At a distance of twenty-five years, I see our involvement with Liss Ard as a challenging but rewarding experience from a production and creativity point of view. And one with many great musical memories. In November, 2000, Uaneen Fitzsimons – who presented our series in 1998 – was killed tragically in a road accident. Another beautiful person taken at such a young age. Liss Ard: fond memories tinged with sadness.
Feature Image – Nick Cave at Liss Ard 1997, courtesy Dan Linehan, Irish Examiner
Image below – Nick Cave being interviewed by Uaneen Fitzsimons at Liss Ard 1998

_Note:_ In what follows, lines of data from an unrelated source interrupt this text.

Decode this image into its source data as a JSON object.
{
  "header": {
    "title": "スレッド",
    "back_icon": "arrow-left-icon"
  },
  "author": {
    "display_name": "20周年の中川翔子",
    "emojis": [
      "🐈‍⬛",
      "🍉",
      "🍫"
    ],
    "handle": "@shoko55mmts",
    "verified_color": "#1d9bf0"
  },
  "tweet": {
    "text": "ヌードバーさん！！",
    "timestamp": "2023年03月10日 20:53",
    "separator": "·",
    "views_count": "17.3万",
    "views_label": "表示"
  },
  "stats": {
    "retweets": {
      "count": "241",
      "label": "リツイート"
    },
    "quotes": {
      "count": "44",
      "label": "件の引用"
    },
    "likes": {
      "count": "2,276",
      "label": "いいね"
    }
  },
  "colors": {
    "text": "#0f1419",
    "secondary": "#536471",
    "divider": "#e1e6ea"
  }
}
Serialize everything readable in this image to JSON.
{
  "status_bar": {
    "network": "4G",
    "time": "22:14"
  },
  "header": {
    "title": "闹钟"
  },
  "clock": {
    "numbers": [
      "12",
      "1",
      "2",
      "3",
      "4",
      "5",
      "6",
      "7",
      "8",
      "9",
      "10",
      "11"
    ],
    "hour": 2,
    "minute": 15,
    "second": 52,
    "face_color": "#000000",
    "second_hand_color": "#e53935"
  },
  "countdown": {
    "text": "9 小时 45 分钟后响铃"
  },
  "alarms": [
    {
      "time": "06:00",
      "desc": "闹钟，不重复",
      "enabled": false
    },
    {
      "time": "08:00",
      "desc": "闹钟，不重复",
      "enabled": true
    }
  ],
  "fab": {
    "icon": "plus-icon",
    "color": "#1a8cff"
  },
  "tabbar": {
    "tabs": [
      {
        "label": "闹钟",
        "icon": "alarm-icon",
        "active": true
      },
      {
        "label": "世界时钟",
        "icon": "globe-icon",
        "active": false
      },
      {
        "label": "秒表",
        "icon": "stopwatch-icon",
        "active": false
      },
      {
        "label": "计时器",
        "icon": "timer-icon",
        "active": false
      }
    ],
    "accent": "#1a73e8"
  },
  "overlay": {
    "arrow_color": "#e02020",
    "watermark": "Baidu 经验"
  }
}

A great read about a truly heady time in Skibbereen. Hard to believe it was all of a quarter of a century ago!
Thanks for reading, Con. Our next post is also located in West Cork: in Leap and Union Hall. All my best. Colm
Brilliant read. I drove down from Leitrim to this weekend. The weather was muck,but the line up was amazing. Ticket was not cheap.Highlights were Lou Reed, Patti Smith,Spiritualized, John Martyn and Nicky Kelly. Had a big smoke and an hour in the sky garden when the rain relented. Took tent down on Sunday as it was no longer fit for use. Found a hotel and ended up on the piss in the middle of a big session kicked off by Jack L. The parting glass after shows with Pat McCabe and Nick Cave were also memorable. 25 years? AAAAaaarrggh.